### DATA FOR THIS EXERCISE:

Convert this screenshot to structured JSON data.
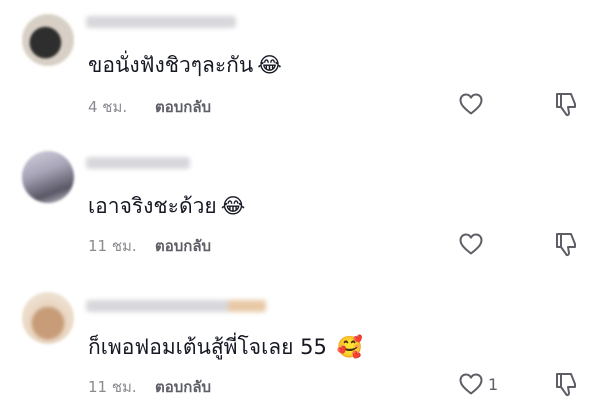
{
  "comments": [
    {
      "username_blurred": true,
      "text": "ขอนั่งฟังชิวๆละกัน",
      "emoji": "😂",
      "time": "4 ชม.",
      "reply_label": "ตอบกลับ",
      "like_count": "",
      "avatar_colors": [
        "#3a3a3a",
        "#e6e0d8"
      ]
    },
    {
      "username_blurred": true,
      "text": "เอาจริงชะด้วย",
      "emoji": "😂",
      "time": "11 ชม.",
      "reply_label": "ตอบกลับ",
      "like_count": "",
      "avatar_colors": [
        "#b9b8c8",
        "#5a5866"
      ]
    },
    {
      "username_blurred": true,
      "text": "ก็เพอฟอมเต้นสู้พี่โจเลย 55",
      "emoji": "🥰",
      "time": "11 ชม.",
      "reply_label": "ตอบกลับ",
      "like_count": "1",
      "avatar_colors": [
        "#d9b99a",
        "#f3e6d8"
      ]
    }
  ]
}
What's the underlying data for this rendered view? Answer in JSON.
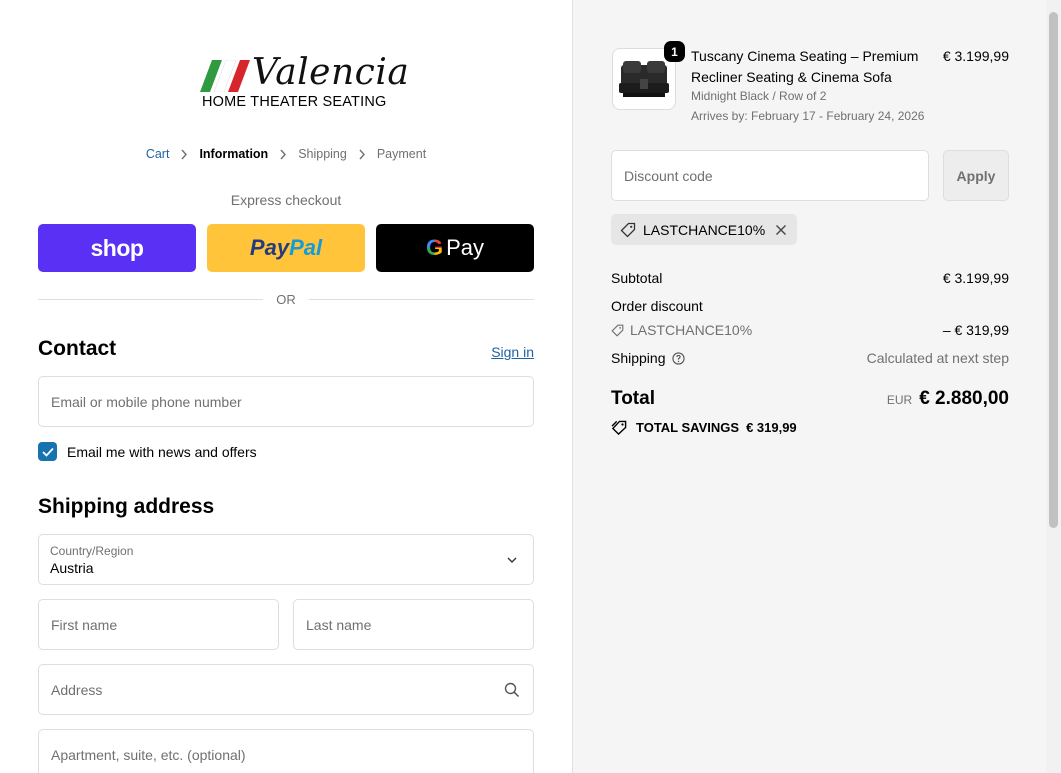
{
  "brand": {
    "name": "Valencia",
    "tagline": "HOME THEATER SEATING"
  },
  "breadcrumb": [
    {
      "label": "Cart",
      "state": "link"
    },
    {
      "label": "Information",
      "state": "active"
    },
    {
      "label": "Shipping",
      "state": "inactive"
    },
    {
      "label": "Payment",
      "state": "inactive"
    }
  ],
  "express": {
    "label": "Express checkout",
    "shop_label": "shop",
    "paypal_pay": "Pay",
    "paypal_pal": "Pal",
    "gpay_g": "G",
    "gpay_label": "Pay",
    "or_label": "OR"
  },
  "contact": {
    "title": "Contact",
    "signin_label": "Sign in",
    "email_placeholder": "Email or mobile phone number",
    "newsletter_label": "Email me with news and offers",
    "newsletter_checked": true
  },
  "shipping_address": {
    "title": "Shipping address",
    "country_label": "Country/Region",
    "country_value": "Austria",
    "first_name_placeholder": "First name",
    "last_name_placeholder": "Last name",
    "address_placeholder": "Address",
    "apartment_placeholder": "Apartment, suite, etc. (optional)"
  },
  "order": {
    "product": {
      "quantity": "1",
      "name": "Tuscany Cinema Seating – Premium Recliner Seating & Cinema Sofa",
      "variant": "Midnight Black / Row of 2",
      "arrival": "Arrives by: February 17 - February 24, 2026",
      "price": "€ 3.199,99"
    },
    "discount_placeholder": "Discount code",
    "apply_label": "Apply",
    "applied_code": "LASTCHANCE10%",
    "subtotal_label": "Subtotal",
    "subtotal_value": "€ 3.199,99",
    "order_discount_label": "Order discount",
    "discount_code_line": "LASTCHANCE10%",
    "discount_value": "– € 319,99",
    "shipping_label": "Shipping",
    "shipping_value": "Calculated at next step",
    "total_label": "Total",
    "currency": "EUR",
    "total_value": "€ 2.880,00",
    "savings_label": "TOTAL SAVINGS",
    "savings_value": "€ 319,99"
  },
  "colors": {
    "link": "#1f62a4",
    "shop_pay": "#5a31f4",
    "paypal": "#ffc439",
    "checkbox": "#1773b0"
  }
}
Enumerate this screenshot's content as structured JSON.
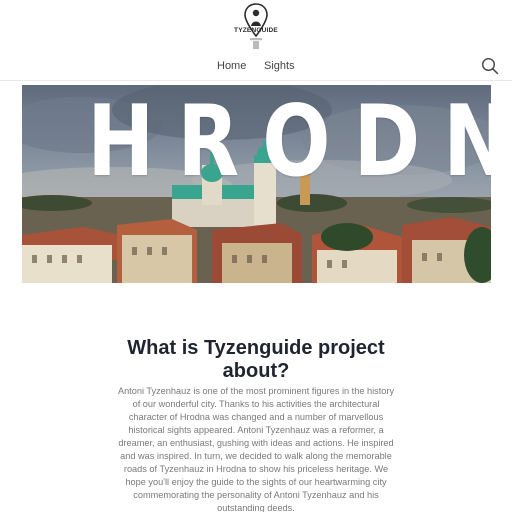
{
  "header": {
    "logo_text": "TYZENGUIDE",
    "nav": [
      {
        "label": "Home"
      },
      {
        "label": "Sights"
      }
    ],
    "search_icon": "search-icon"
  },
  "hero": {
    "title": "HRODNA"
  },
  "content": {
    "title": "What is Tyzenguide project about?",
    "body": "Antoni Tyzenhauz is one of the most prominent figures in the history of our wonderful city. Thanks to his activities the architectural character of Hrodna was changed and a number of marvellous historical sights appeared. Antoni Tyzenhauz was a reformer, a dreamer, an enthusiast, gushing with ideas and actions. He inspired and was inspired. In turn, we decided to walk along the memorable roads of Tyzenhauz in Hrodna to show his priceless heritage. We hope you'll enjoy the guide to the sights of our heartwarming city commemorating the personality of Antoni Tyzenhauz and his outstanding deeds."
  },
  "colors": {
    "accent_teal": "#3aa58e",
    "title_dark": "#1f2430",
    "body_gray": "#7a7a7a"
  }
}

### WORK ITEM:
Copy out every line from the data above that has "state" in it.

### TASK OUTPUT:
      "state": "link"
      "state": "active"
      "state": "inactive"
      "state": "inactive"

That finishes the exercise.